» Exercise description: Repeat each line of the material exactly.

» Listed entries:
- - - -

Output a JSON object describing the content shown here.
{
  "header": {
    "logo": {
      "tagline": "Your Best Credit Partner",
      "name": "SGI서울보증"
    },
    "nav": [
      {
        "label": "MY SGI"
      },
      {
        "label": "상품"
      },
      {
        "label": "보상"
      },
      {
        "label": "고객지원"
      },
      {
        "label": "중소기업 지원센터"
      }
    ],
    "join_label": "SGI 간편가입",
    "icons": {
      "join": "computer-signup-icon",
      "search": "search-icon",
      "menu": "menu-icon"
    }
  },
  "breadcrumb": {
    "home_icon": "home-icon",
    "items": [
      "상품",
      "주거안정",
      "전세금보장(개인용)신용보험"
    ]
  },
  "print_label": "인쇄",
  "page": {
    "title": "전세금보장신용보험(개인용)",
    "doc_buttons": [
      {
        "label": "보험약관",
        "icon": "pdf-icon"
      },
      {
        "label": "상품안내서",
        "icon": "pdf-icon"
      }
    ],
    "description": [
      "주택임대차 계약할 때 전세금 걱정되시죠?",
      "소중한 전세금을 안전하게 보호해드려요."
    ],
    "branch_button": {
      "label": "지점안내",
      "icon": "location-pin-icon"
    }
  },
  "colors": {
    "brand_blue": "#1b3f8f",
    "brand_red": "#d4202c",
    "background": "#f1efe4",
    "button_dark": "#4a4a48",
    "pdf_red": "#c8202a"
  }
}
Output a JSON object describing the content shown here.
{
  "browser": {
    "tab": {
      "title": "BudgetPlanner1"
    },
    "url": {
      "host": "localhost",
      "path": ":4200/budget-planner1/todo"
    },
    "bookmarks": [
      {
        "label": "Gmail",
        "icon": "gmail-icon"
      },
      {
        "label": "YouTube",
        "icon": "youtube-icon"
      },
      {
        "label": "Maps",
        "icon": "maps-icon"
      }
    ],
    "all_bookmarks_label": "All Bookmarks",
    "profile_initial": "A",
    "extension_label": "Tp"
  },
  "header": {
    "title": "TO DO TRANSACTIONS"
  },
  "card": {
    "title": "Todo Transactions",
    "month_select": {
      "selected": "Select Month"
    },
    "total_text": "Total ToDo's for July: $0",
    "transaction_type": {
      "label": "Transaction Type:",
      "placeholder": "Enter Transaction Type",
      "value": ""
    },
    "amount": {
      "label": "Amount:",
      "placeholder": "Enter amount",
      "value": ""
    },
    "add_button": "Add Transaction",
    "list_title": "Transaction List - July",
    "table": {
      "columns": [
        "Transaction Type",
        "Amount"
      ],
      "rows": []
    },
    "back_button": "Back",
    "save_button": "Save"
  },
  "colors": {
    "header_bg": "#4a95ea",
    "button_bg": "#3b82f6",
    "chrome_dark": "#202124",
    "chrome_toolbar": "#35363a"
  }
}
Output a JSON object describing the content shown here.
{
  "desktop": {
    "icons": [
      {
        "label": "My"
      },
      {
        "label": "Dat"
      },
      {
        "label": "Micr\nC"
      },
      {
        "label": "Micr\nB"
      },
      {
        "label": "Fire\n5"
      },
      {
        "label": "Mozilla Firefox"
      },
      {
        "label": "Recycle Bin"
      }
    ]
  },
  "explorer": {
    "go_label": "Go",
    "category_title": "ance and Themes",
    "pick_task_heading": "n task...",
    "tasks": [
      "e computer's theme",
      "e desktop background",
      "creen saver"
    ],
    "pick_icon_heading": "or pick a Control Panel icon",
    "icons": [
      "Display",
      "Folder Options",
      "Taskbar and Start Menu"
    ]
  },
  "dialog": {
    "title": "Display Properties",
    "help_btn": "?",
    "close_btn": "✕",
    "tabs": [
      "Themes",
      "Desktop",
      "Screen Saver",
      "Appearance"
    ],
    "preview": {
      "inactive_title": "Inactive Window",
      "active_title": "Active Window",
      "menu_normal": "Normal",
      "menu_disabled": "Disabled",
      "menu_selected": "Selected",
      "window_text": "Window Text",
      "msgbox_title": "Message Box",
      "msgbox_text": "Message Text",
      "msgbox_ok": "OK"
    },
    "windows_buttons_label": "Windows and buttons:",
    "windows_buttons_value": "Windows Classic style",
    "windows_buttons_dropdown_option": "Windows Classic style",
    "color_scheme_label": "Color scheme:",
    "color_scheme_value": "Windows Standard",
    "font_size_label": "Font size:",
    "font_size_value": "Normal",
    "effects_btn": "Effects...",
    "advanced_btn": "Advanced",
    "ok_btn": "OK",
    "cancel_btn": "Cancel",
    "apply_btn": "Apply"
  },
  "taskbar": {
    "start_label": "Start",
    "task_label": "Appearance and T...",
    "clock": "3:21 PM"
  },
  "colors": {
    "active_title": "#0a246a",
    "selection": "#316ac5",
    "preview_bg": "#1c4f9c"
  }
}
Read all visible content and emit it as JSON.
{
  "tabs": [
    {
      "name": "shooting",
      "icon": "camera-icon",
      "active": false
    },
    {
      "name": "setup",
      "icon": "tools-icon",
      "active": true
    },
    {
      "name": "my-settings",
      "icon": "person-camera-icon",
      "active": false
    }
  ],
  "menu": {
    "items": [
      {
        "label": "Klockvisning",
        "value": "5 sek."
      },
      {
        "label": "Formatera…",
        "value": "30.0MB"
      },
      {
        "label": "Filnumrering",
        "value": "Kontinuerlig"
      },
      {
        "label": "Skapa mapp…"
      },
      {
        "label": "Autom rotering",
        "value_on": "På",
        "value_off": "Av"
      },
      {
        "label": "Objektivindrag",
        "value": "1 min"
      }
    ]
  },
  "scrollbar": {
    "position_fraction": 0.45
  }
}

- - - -

» Exercise answer:
Output a JSON object describing the content shown here.
{
  "header": {
    "logo": {
      "tagline": "Your Best Credit Partner",
      "name": "SGI서울보증"
    },
    "nav": [
      {
        "label": "MY SGI"
      },
      {
        "label": "상품"
      },
      {
        "label": "보상"
      },
      {
        "label": "고객지원"
      },
      {
        "label": "중소기업 지원센터"
      }
    ],
    "join_label": "SGI 간편가입",
    "icons": {
      "join": "computer-signup-icon",
      "search": "search-icon",
      "menu": "menu-icon"
    }
  },
  "breadcrumb": {
    "home_icon": "home-icon",
    "items": [
      "상품",
      "주거안정",
      "전세금보장(개인용)신용보험"
    ]
  },
  "print_label": "인쇄",
  "page": {
    "title": "전세금보장신용보험(개인용)",
    "doc_buttons": [
      {
        "label": "보험약관",
        "icon": "pdf-icon"
      },
      {
        "label": "상품안내서",
        "icon": "pdf-icon"
      }
    ],
    "description": [
      "주택임대차 계약할 때 전세금 걱정되시죠?",
      "소중한 전세금을 안전하게 보호해드려요."
    ],
    "branch_button": {
      "label": "지점안내",
      "icon": "location-pin-icon"
    }
  },
  "colors": {
    "brand_blue": "#1b3f8f",
    "brand_red": "#d4202c",
    "background": "#f1efe4",
    "button_dark": "#4a4a48",
    "pdf_red": "#c8202a"
  }
}
Output a JSON object describing the content shown here.
{
  "browser": {
    "tab": {
      "title": "BudgetPlanner1"
    },
    "url": {
      "host": "localhost",
      "path": ":4200/budget-planner1/todo"
    },
    "bookmarks": [
      {
        "label": "Gmail",
        "icon": "gmail-icon"
      },
      {
        "label": "YouTube",
        "icon": "youtube-icon"
      },
      {
        "label": "Maps",
        "icon": "maps-icon"
      }
    ],
    "all_bookmarks_label": "All Bookmarks",
    "profile_initial": "A",
    "extension_label": "Tp"
  },
  "header": {
    "title": "TO DO TRANSACTIONS"
  },
  "card": {
    "title": "Todo Transactions",
    "month_select": {
      "selected": "Select Month"
    },
    "total_text": "Total ToDo's for July: $0",
    "transaction_type": {
      "label": "Transaction Type:",
      "placeholder": "Enter Transaction Type",
      "value": ""
    },
    "amount": {
      "label": "Amount:",
      "placeholder": "Enter amount",
      "value": ""
    },
    "add_button": "Add Transaction",
    "list_title": "Transaction List - July",
    "table": {
      "columns": [
        "Transaction Type",
        "Amount"
      ],
      "rows": []
    },
    "back_button": "Back",
    "save_button": "Save"
  },
  "colors": {
    "header_bg": "#4a95ea",
    "button_bg": "#3b82f6",
    "chrome_dark": "#202124",
    "chrome_toolbar": "#35363a"
  }
}
Output a JSON object describing the content shown here.
{
  "desktop": {
    "icons": [
      {
        "label": "My"
      },
      {
        "label": "Dat"
      },
      {
        "label": "Micr\nC"
      },
      {
        "label": "Micr\nB"
      },
      {
        "label": "Fire\n5"
      },
      {
        "label": "Mozilla Firefox"
      },
      {
        "label": "Recycle Bin"
      }
    ]
  },
  "explorer": {
    "go_label": "Go",
    "category_title": "ance and Themes",
    "pick_task_heading": "n task...",
    "tasks": [
      "e computer's theme",
      "e desktop background",
      "creen saver"
    ],
    "pick_icon_heading": "or pick a Control Panel icon",
    "icons": [
      "Display",
      "Folder Options",
      "Taskbar and Start Menu"
    ]
  },
  "dialog": {
    "title": "Display Properties",
    "help_btn": "?",
    "close_btn": "✕",
    "tabs": [
      "Themes",
      "Desktop",
      "Screen Saver",
      "Appearance"
    ],
    "preview": {
      "inactive_title": "Inactive Window",
      "active_title": "Active Window",
      "menu_normal": "Normal",
      "menu_disabled": "Disabled",
      "menu_selected": "Selected",
      "window_text": "Window Text",
      "msgbox_title": "Message Box",
      "msgbox_text": "Message Text",
      "msgbox_ok": "OK"
    },
    "windows_buttons_label": "Windows and buttons:",
    "windows_buttons_value": "Windows Classic style",
    "windows_buttons_dropdown_option": "Windows Classic style",
    "color_scheme_label": "Color scheme:",
    "color_scheme_value": "Windows Standard",
    "font_size_label": "Font size:",
    "font_size_value": "Normal",
    "effects_btn": "Effects...",
    "advanced_btn": "Advanced",
    "ok_btn": "OK",
    "cancel_btn": "Cancel",
    "apply_btn": "Apply"
  },
  "taskbar": {
    "start_label": "Start",
    "task_label": "Appearance and T...",
    "clock": "3:21 PM"
  },
  "colors": {
    "active_title": "#0a246a",
    "selection": "#316ac5",
    "preview_bg": "#1c4f9c"
  }
}
Read all visible content and emit it as JSON.
{
  "tabs": [
    {
      "name": "shooting",
      "icon": "camera-icon",
      "active": false
    },
    {
      "name": "setup",
      "icon": "tools-icon",
      "active": true
    },
    {
      "name": "my-settings",
      "icon": "person-camera-icon",
      "active": false
    }
  ],
  "menu": {
    "items": [
      {
        "label": "Klockvisning",
        "value": "5 sek."
      },
      {
        "label": "Formatera…",
        "value": "30.0MB"
      },
      {
        "label": "Filnumrering",
        "value": "Kontinuerlig"
      },
      {
        "label": "Skapa mapp…"
      },
      {
        "label": "Autom rotering",
        "value_on": "På",
        "value_off": "Av"
      },
      {
        "label": "Objektivindrag",
        "value": "1 min"
      }
    ]
  },
  "scrollbar": {
    "position_fraction": 0.45
  }
}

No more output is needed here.